Google today announced that it is making Kotlin, a statically typed programming language for the Java Virtual Machine, a first-class language for writing Android apps. Kotlin’s primary sponsor is JetBrains, the company behind tools like IntelliJ. It’s 100 percent interoperable with Java, which until now was Google’s primary language for writing Android apps (besides C++).
The company also today said that it will launch a foundation for Kotlin (together with JetBrains). JetBrains open-sourced Kotlin back in 2012 and version 1.0 launched just over a year ago. Google’s own Android Studio, it’s worth noting, is based on the JetBrains IntelliJ Java IDE, and the next version of Android Studio (3.0) will support it out of the box.
Because Kotlin is interoperable with Java, you could already write Android apps in the language before, but now Google will put its weight behind the language. Kotlin includes support for a number of features that Java itself doesn’t currently support.
Google noted in a later keynote that this is only an additional language, not a replacement for its existing Java and C++ support.

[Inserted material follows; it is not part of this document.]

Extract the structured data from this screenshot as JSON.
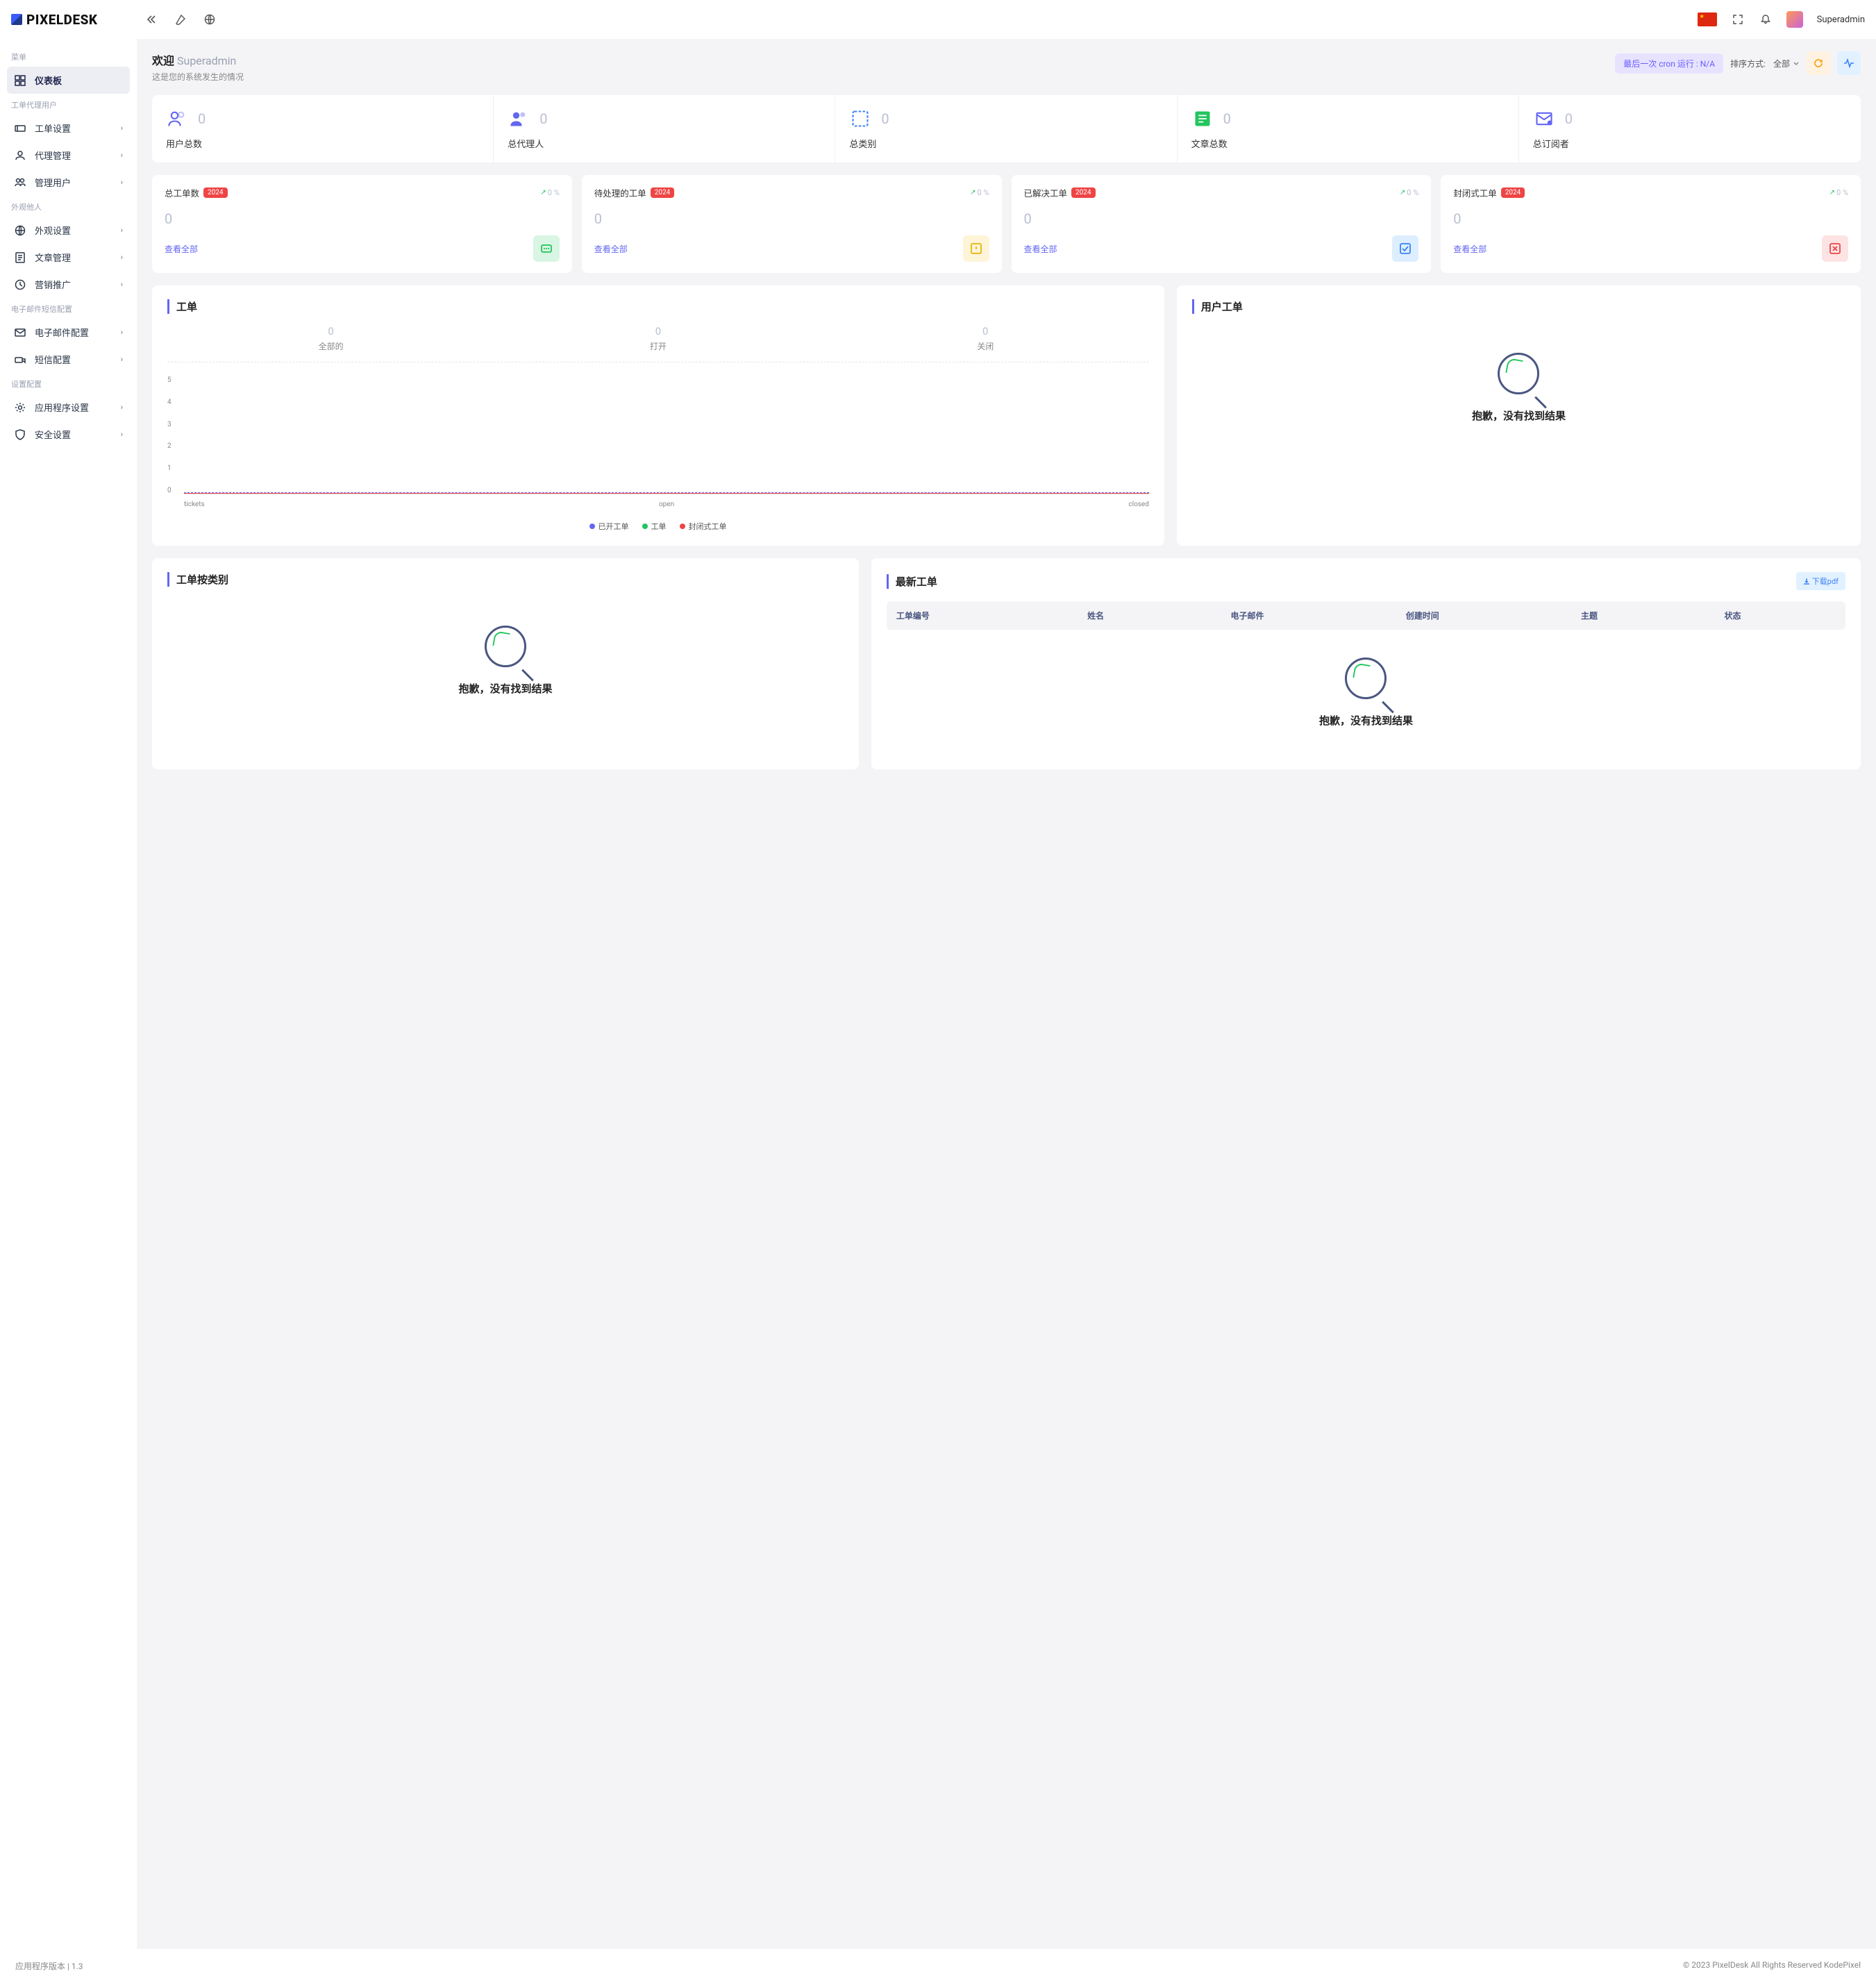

It’s worth noting that the Kotlin announcement garnered what was likely the loudest applause from Google’s I/O keynote announcement today.